Looks like Wal-Mart Stores is shaking up the $254 billion prescription-drug business again. The company, which began testing a mail-in prescription program last spring, says it will now expand the program across the country, offering a 90-day supply of many generic medicines for just $10.
The move allows Wal-Mart to gain market share even in areas where it doesn't have stores, and leaves it well-positioned to compete in the "cost-plus" segment of the market, says Adam J. Fein, founder of Pembroke Consulting, a management consulting firm based in Philadelphia that specializes in the pharmacy business. That means it can make deals with individual employers to provide mail-order drugs, no matter where employees live.
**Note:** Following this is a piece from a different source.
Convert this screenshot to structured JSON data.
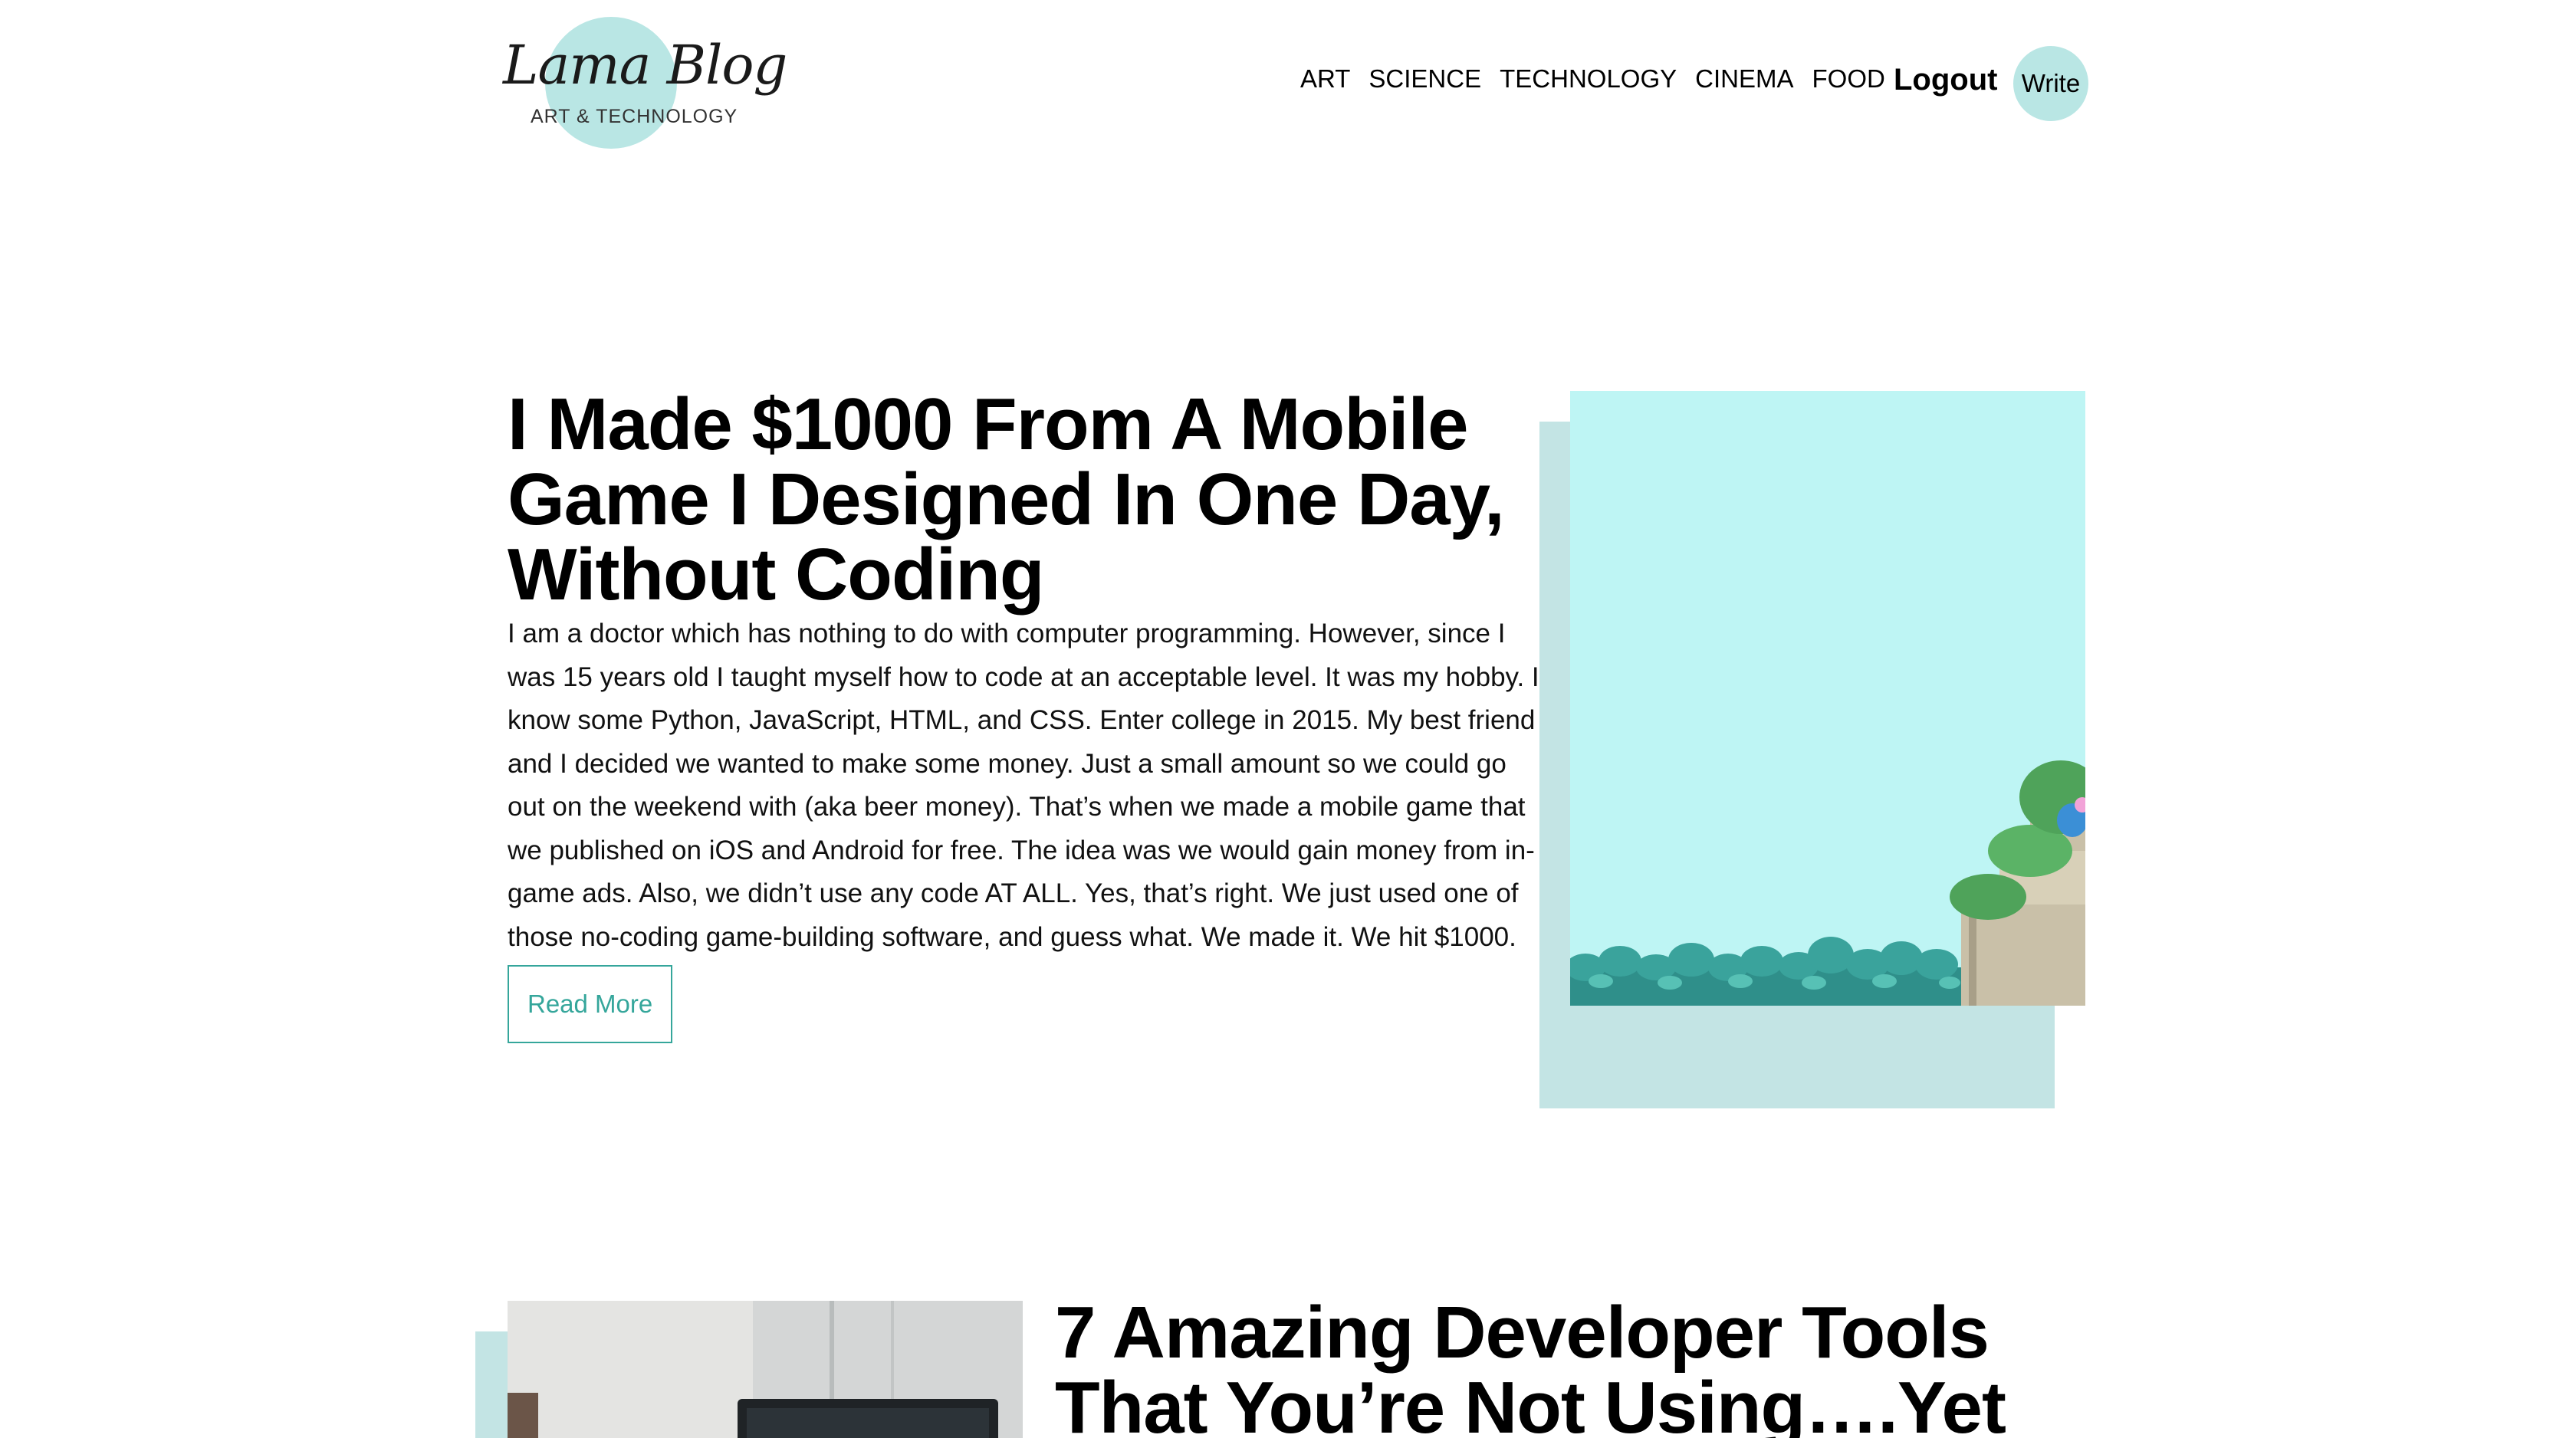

Wal-Mart struck such a deal with Caterpillar earlier this year.
Like the $4 generic-drug revolution the chain unleashed back in September 2006, he says, the new program "seems to be directed at people who are either uninsured or underinsured, who have greatly benefited from the generic price wars."
The effect of those prices on chains like CVS and Walgreens, he says, hasn't been as much as one might expect. "For consumers who have very good insurance from their employer, the $4 generic hasn't made a significant difference from what their copay would be, and about 95% of people who get prescriptions at these chains have third-party insurance."
The biggest losers, he says, will be supermarkets and independent pharmacies.
While the offer covers about 300 generic prescriptions for $10 each, it also provides access to 3,000 other affordable brand and generic prescriptions with free mail delivery. "Generics account for about 15% of all retail prescriptions, but represent about 30% of retail dollars," says Fein, who also blogs about the economics of pharmacies at DrugChannels.net. "Mail pharmacies are best-suited for maintenance medications, the ones people take day in day out -- blood pressure medications, for example, or those that treat cholesterol, as well as psychiatric drugs."
This latest move solidifies Wal-Mart's position as an industry game-changer. "Until 2006, pharmacies did not compete on price. Now, it's making these prescriptions available beyond its geographical boundaries, which is important -- Walmarts are not very conveniently located for many shoppers, especially in urban areas," he says. "This gives them a very significant competitive advantage."